This is a great way of taking some lovely wide field images of the night sky; you can use your different lenses to capture very wide fields or just concentrate on taking pictures of the constellations.
You’ll need to set up your telescope in equatorial mode by polar aligning your mount or scope. If you live in the southern hemisphere like I do, then you’ll need to polar align on Sigma Octants in the constellation of Octants. If you live in the northern hemisphere it’s just a matter of aligning on the bright star Polaris and your off and running. It’s just so much easier for people who live in the northern hemisphere than us here in the land down under as Polaris is nearly right on the north celestial pole…how lucky you are :-)

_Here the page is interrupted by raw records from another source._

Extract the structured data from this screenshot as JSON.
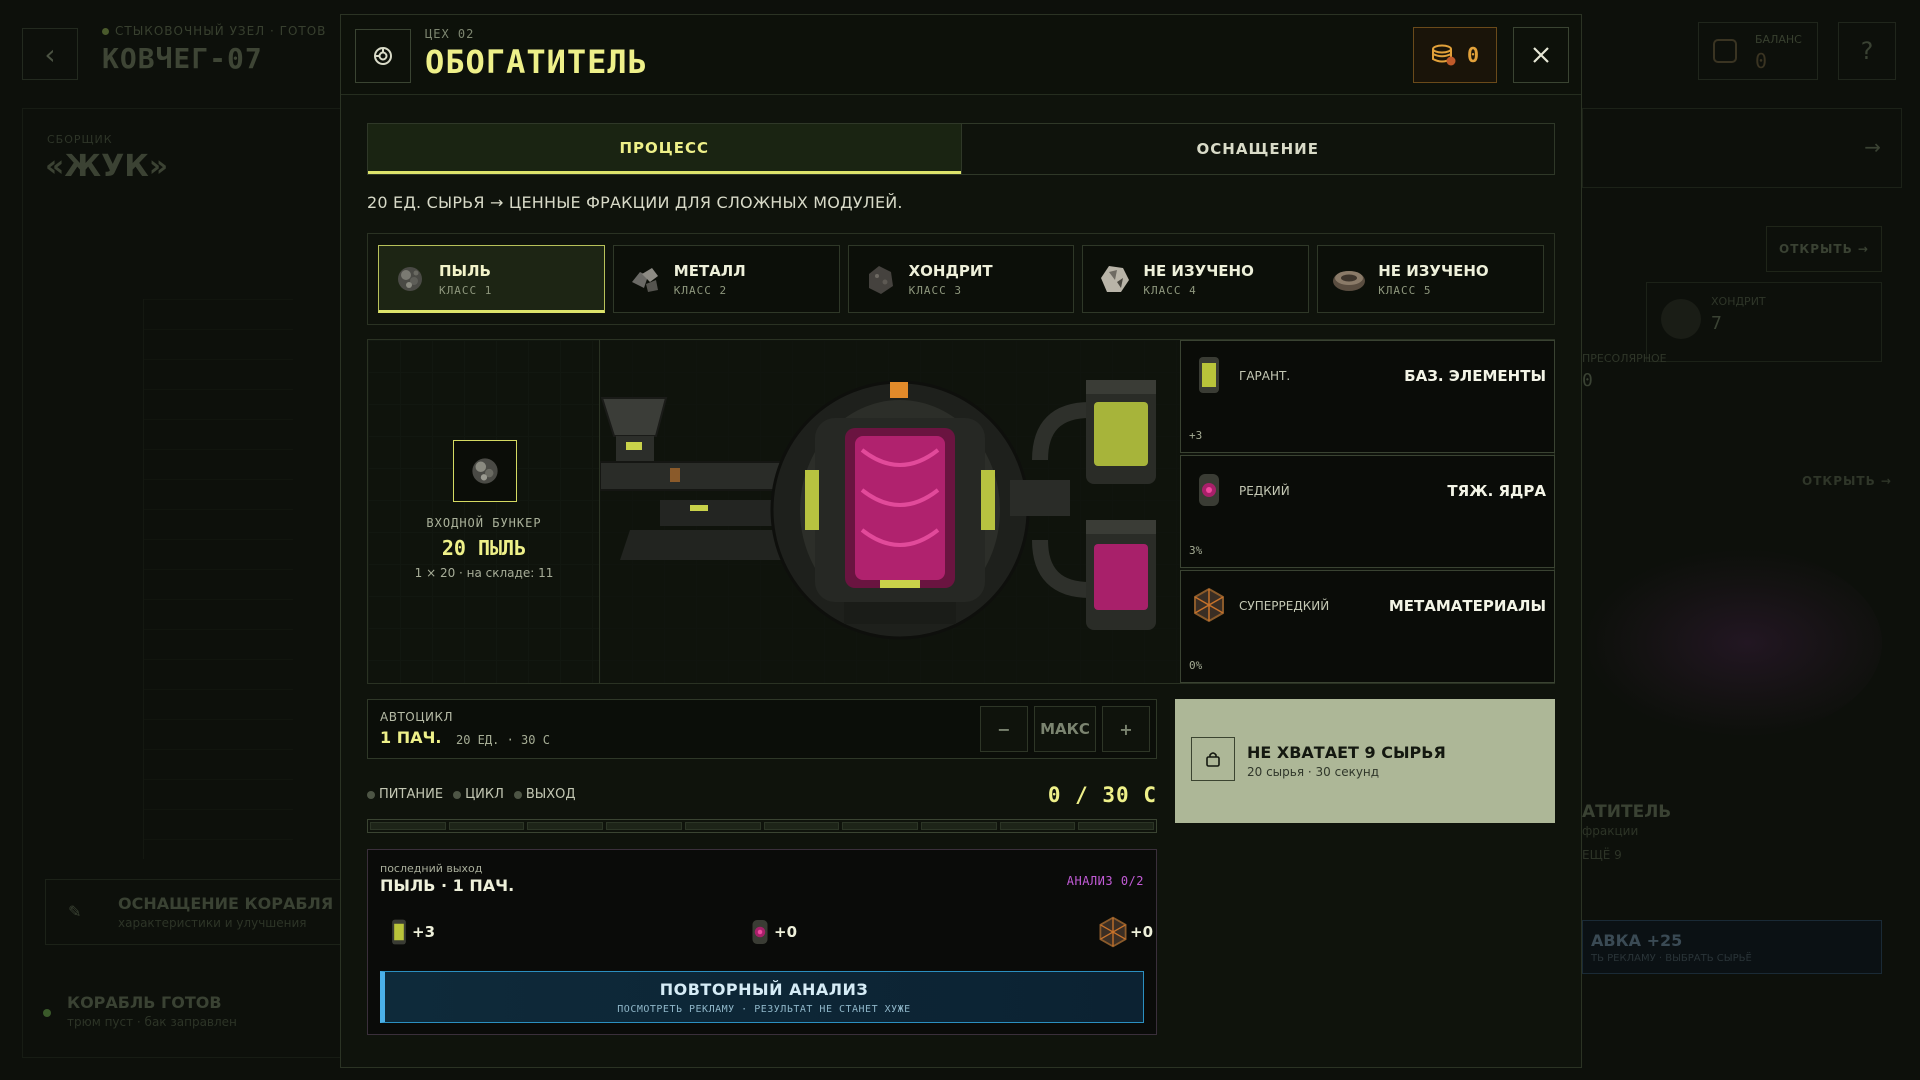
{
  "background": {
    "station": "СТЫКОВОЧНЫЙ УЗЕЛ · ГОТОВ",
    "ship_name": "КОВЧЕГ-07",
    "balance_label": "БАЛАНС",
    "balance_value": "0",
    "help": "?",
    "assembler_label": "СБОРЩИК",
    "assembler_name": "«ЖУК»",
    "equip_title": "ОСНАЩЕНИЕ КОРАБЛЯ",
    "equip_sub": "характеристики и улучшения",
    "ready_title": "КОРАБЛЬ ГОТОВ",
    "ready_sub": "трюм пуст · бак заправлен",
    "right_open_1": "ОТКРЫТЬ →",
    "right_card_title": "ХОНДРИТ",
    "right_card_value": "7",
    "right_pre_label": "ПРЕСОЛЯРНОЕ",
    "right_pre_value": "0",
    "right_open_2": "ОТКРЫТЬ →",
    "right_machine_name": "АТИТЕЛЬ",
    "right_machine_s1": "фракции",
    "right_machine_s2": "ЕЩЁ 9",
    "right_load_title": "АВКА +25",
    "right_load_sub": "ТЬ РЕКЛАМУ · ВЫБРАТЬ СЫРЬЁ"
  },
  "modal": {
    "subtitle": "ЦЕХ 02",
    "title": "ОБОГАТИТЕЛЬ",
    "coins": "0",
    "tabs": [
      {
        "label": "ПРОЦЕСС"
      },
      {
        "label": "ОСНАЩЕНИЕ"
      }
    ],
    "description": "20 ЕД. СЫРЬЯ → ЦЕННЫЕ ФРАКЦИИ ДЛЯ СЛОЖНЫХ МОДУЛЕЙ.",
    "resources": [
      {
        "name": "ПЫЛЬ",
        "class": "КЛАСС 1"
      },
      {
        "name": "МЕТАЛЛ",
        "class": "КЛАСС 2"
      },
      {
        "name": "ХОНДРИТ",
        "class": "КЛАСС 3"
      },
      {
        "name": "НЕ ИЗУЧЕНО",
        "class": "КЛАСС 4"
      },
      {
        "name": "НЕ ИЗУЧЕНО",
        "class": "КЛАСС 5"
      }
    ],
    "bunker": {
      "label": "ВХОДНОЙ БУНКЕР",
      "value": "20 ПЫЛЬ",
      "stock": "1 × 20 · на складе: 11"
    },
    "outputs": [
      {
        "tier": "ГАРАНТ.",
        "name": "БАЗ. ЭЛЕМЕНТЫ",
        "chance": "+3"
      },
      {
        "tier": "РЕДКИЙ",
        "name": "ТЯЖ. ЯДРА",
        "chance": "3%"
      },
      {
        "tier": "СУПЕРРЕДКИЙ",
        "name": "МЕТАМАТЕРИАЛЫ",
        "chance": "0%"
      }
    ],
    "autocycle": {
      "label": "АВТОЦИКЛ",
      "value": "1 ПАЧ.",
      "meta": "20 ЕД. · 30 С",
      "minus": "−",
      "max": "МАКС",
      "plus": "+"
    },
    "status": {
      "power": "ПИТАНИЕ",
      "cycle": "ЦИКЛ",
      "output": "ВЫХОД",
      "timer": "0 / 30 С",
      "progress": 0
    },
    "cta": {
      "title": "НЕ ХВАТАЕТ 9 СЫРЬЯ",
      "sub": "20 сырья · 30 секунд"
    },
    "last_output": {
      "label": "последний выход",
      "title": "ПЫЛЬ · 1 ПАЧ.",
      "analysis": "АНАЛИЗ 0/2",
      "items": [
        "+3",
        "+0",
        "+0"
      ],
      "reanalyze_title": "ПОВТОРНЫЙ АНАЛИЗ",
      "reanalyze_sub": "ПОСМОТРЕТЬ РЕКЛАМУ · РЕЗУЛЬТАТ НЕ СТАНЕТ ХУЖЕ"
    }
  },
  "colors": {
    "accent": "#eef089",
    "coin": "#e2a13a",
    "rare": "#c25bd6",
    "ad_blue": "#2b8fc0"
  }
}
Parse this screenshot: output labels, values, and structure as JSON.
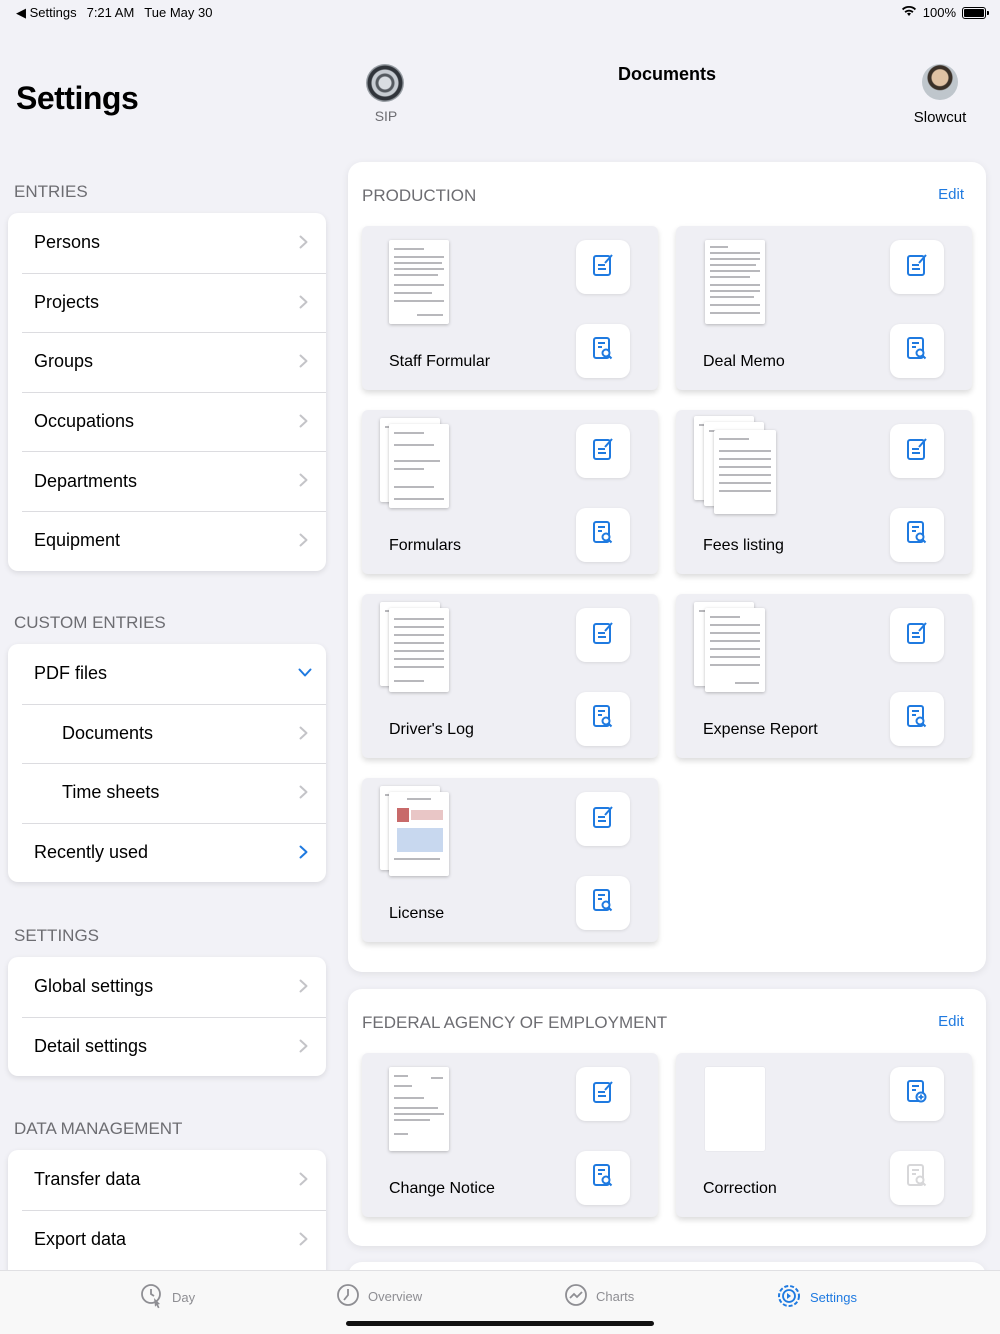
{
  "status": {
    "back_app": "Settings",
    "time": "7:21 AM",
    "date": "Tue May 30",
    "battery": "100%"
  },
  "sidebar": {
    "title": "Settings",
    "sections": [
      {
        "header": "ENTRIES",
        "items": [
          {
            "label": "Persons"
          },
          {
            "label": "Projects"
          },
          {
            "label": "Groups"
          },
          {
            "label": "Occupations"
          },
          {
            "label": "Departments"
          },
          {
            "label": "Equipment"
          }
        ]
      },
      {
        "header": "CUSTOM ENTRIES",
        "items": [
          {
            "label": "PDF files"
          },
          {
            "label": "Documents"
          },
          {
            "label": "Time sheets"
          },
          {
            "label": "Recently used"
          }
        ]
      },
      {
        "header": "SETTINGS",
        "items": [
          {
            "label": "Global settings"
          },
          {
            "label": "Detail settings"
          }
        ]
      },
      {
        "header": "DATA MANAGEMENT",
        "items": [
          {
            "label": "Transfer data"
          },
          {
            "label": "Export data"
          }
        ]
      }
    ]
  },
  "header": {
    "left_label": "SIP",
    "title": "Documents",
    "user_label": "Slowcut"
  },
  "panels": [
    {
      "title": "PRODUCTION",
      "edit_label": "Edit",
      "tiles": [
        {
          "name": "Staff Formular"
        },
        {
          "name": "Deal Memo"
        },
        {
          "name": "Formulars"
        },
        {
          "name": "Fees listing"
        },
        {
          "name": "Driver's Log"
        },
        {
          "name": "Expense Report"
        },
        {
          "name": "License"
        }
      ]
    },
    {
      "title": "FEDERAL AGENCY OF EMPLOYMENT",
      "edit_label": "Edit",
      "tiles": [
        {
          "name": "Change Notice"
        },
        {
          "name": "Correction"
        }
      ]
    }
  ],
  "tabbar": [
    {
      "label": "Day",
      "icon": "day-clock-icon"
    },
    {
      "label": "Overview",
      "icon": "overview-clock-icon"
    },
    {
      "label": "Charts",
      "icon": "charts-icon"
    },
    {
      "label": "Settings",
      "icon": "settings-gear-icon",
      "active": true
    }
  ],
  "colors": {
    "accent": "#1f7ae0",
    "background": "#f2f2f7",
    "secondary_text": "#6d6d72"
  }
}
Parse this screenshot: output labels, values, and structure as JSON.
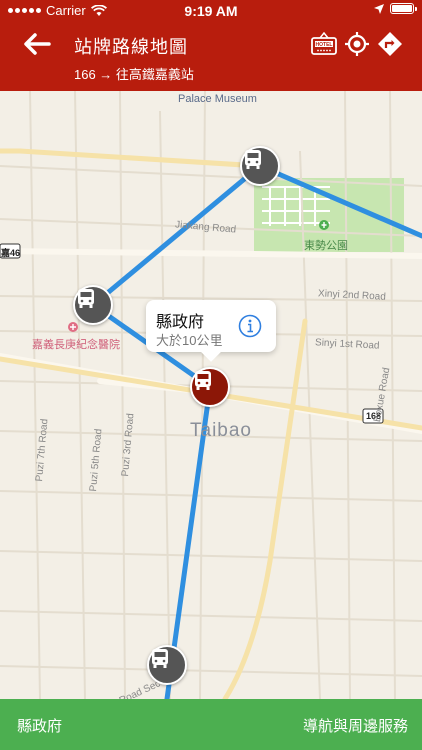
{
  "status": {
    "carrier": "Carrier",
    "time": "9:19 AM"
  },
  "header": {
    "title": "站牌路線地圖",
    "subtitle": "166 → 往高鐵嘉義站"
  },
  "map": {
    "labels": {
      "palace_museum": "Palace Museum",
      "jiakang": "Jiakang Road",
      "park": "東勢公園",
      "xinyi2": "Xinyi 2nd Road",
      "sinyi1": "Sinyi 1st Road",
      "hospital": "嘉義長庚紀念醫院",
      "taibao": "Taibao",
      "route168": "168",
      "route46": "嘉46",
      "puzi7": "Puzi 7th Road",
      "puzi5": "Puzi 5th Road",
      "puzi3": "Puzi 3rd Road",
      "boxue": "Boxue Road",
      "road_sec": "Road Sec"
    },
    "callout": {
      "title": "縣政府",
      "subtitle": "大於10公里"
    }
  },
  "bottom": {
    "stop_name": "縣政府",
    "action": "導航與周邊服務"
  },
  "colors": {
    "header": "#b81d0d",
    "route": "#2f8fe0",
    "stop": "#555555",
    "active_stop": "#8c1707",
    "bottom": "#4caf50"
  }
}
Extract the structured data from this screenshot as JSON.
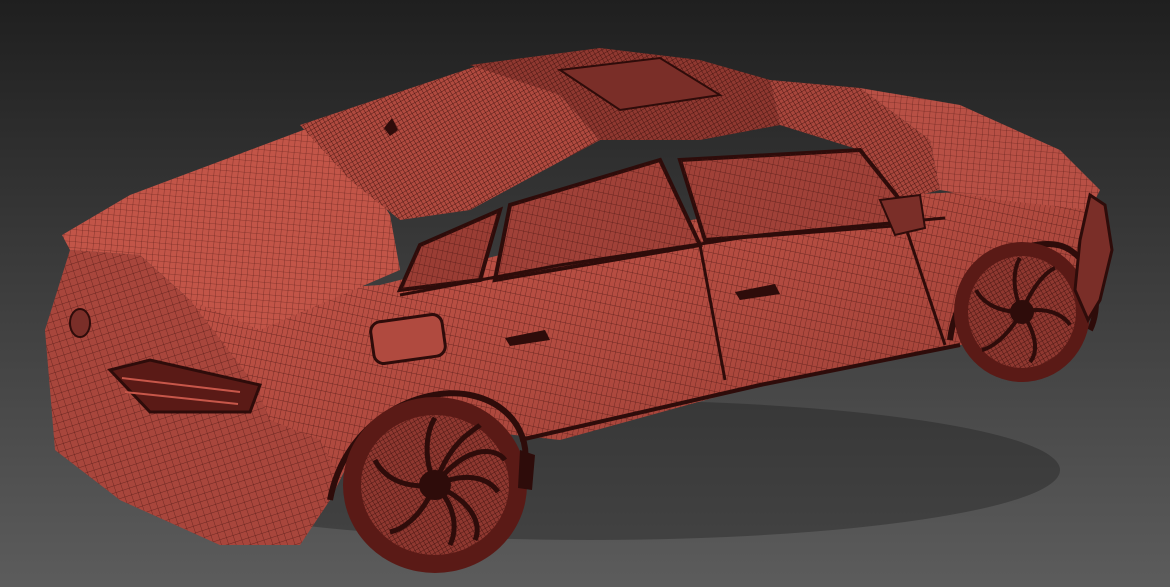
{
  "viewport": {
    "render_mode": "wireframe-shaded",
    "view": "perspective",
    "subject": "car-model"
  },
  "colors": {
    "bg_top": "#1f1f1f",
    "bg_bottom": "#5c5c5c",
    "mesh_fill": "#b04a3f",
    "mesh_fill_light": "#c8574a",
    "mesh_fill_dark": "#8f3830",
    "wire": "#4a1512",
    "deep": "#2e0c0a"
  }
}
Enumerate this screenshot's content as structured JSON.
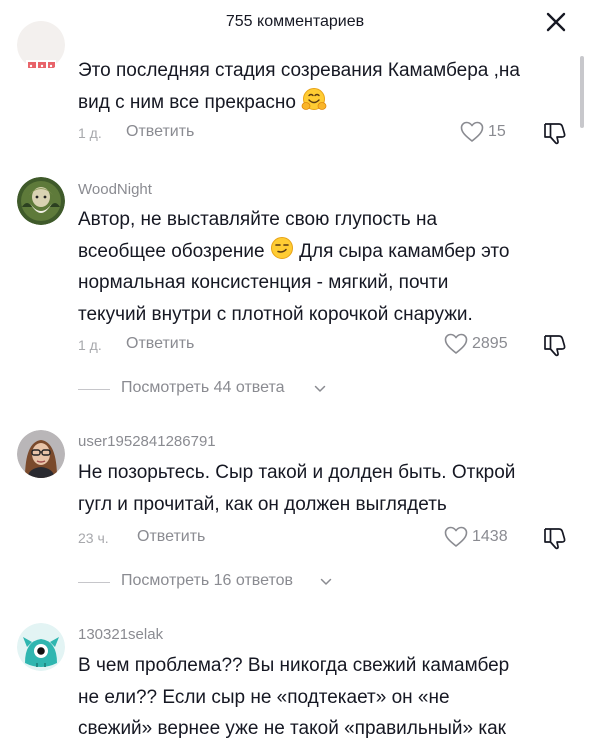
{
  "header": {
    "title": "755 комментариев"
  },
  "comments": [
    {
      "username": "",
      "lines": [
        "Это последняя стадия созревания Камамбера ,на",
        "вид с ним все прекрасно"
      ],
      "time": "1 д.",
      "reply_label": "Ответить",
      "likes": "15"
    },
    {
      "username": "WoodNight",
      "lines": [
        "Автор, не выставляйте свою глупость на",
        "всеобщее обозрение",
        "Для сыра камамбер это",
        "нормальная консистенция - мягкий, почти",
        "текучий внутри с плотной корочкой снаружи."
      ],
      "time": "1 д.",
      "reply_label": "Ответить",
      "likes": "2895",
      "view_replies": "Посмотреть 44 ответа"
    },
    {
      "username": "user1952841286791",
      "lines": [
        "Не позорьтесь. Сыр такой и долден быть. Открой",
        "гугл и прочитай, как он должен выглядеть"
      ],
      "time": "23 ч.",
      "reply_label": "Ответить",
      "likes": "1438",
      "view_replies": "Посмотреть 16 ответов"
    },
    {
      "username": "130321selak",
      "lines": [
        "В чем проблема?? Вы никогда свежий камамбер",
        "не ели?? Если сыр не «подтекает» он «не",
        "свежий» вернее уже не такой «правильный» как"
      ]
    }
  ],
  "icons": {
    "close": "close-icon",
    "like": "heart-outline-icon",
    "dislike": "thumb-down-icon",
    "hug_emoji": "hugging-face-emoji",
    "smirk_emoji": "smirking-face-emoji"
  }
}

The next thing you need to do, is attach your camera onto the top of the tracking telescope, there are many different attachments in doing this relevant to the type of telescope that you have. Just go to your manufactures web site or booklet and they should list the attachments there.
Now taking the images, if you are doing a wide field image the focus will be extremely difficult because the stars are so small, the best thing is to go to the brightest object in the night sky…. like one of the planets or a first magnitude star. Then use the live view in your camera, zoom in to 5+ then 10+ to focus, if you don’t have this feature, then draw the lens up close and try your best to get pinpoint stars.
Now for some test shots, bump up the ISO high (say 1600 or more) so you can take some short shots to see if you are in focus, the infinity sign on the lens is not always correct but if you want, you can start from there and work back. Keep taking images with the in camera long exposure reduction feature turned off so the image comes straight down without the camera doing the dark frame. The last thing you want, is to be waiting around for the camera to do the dark frame…. just make sure you turn it back on when you start to take your real images!
If you’re doing dark frames ignore this advice.
When you think that all is in focus, you are now then ready to take some beautiful images of your night sky, if you have polar aligned correctly then you should be able to image for as long as you want…but be careful as some lenses have coma around the edges, if this happens, stop down the lens and try again until it’s minimal.
Have fun, and I hope you get some great images of your night sky :-)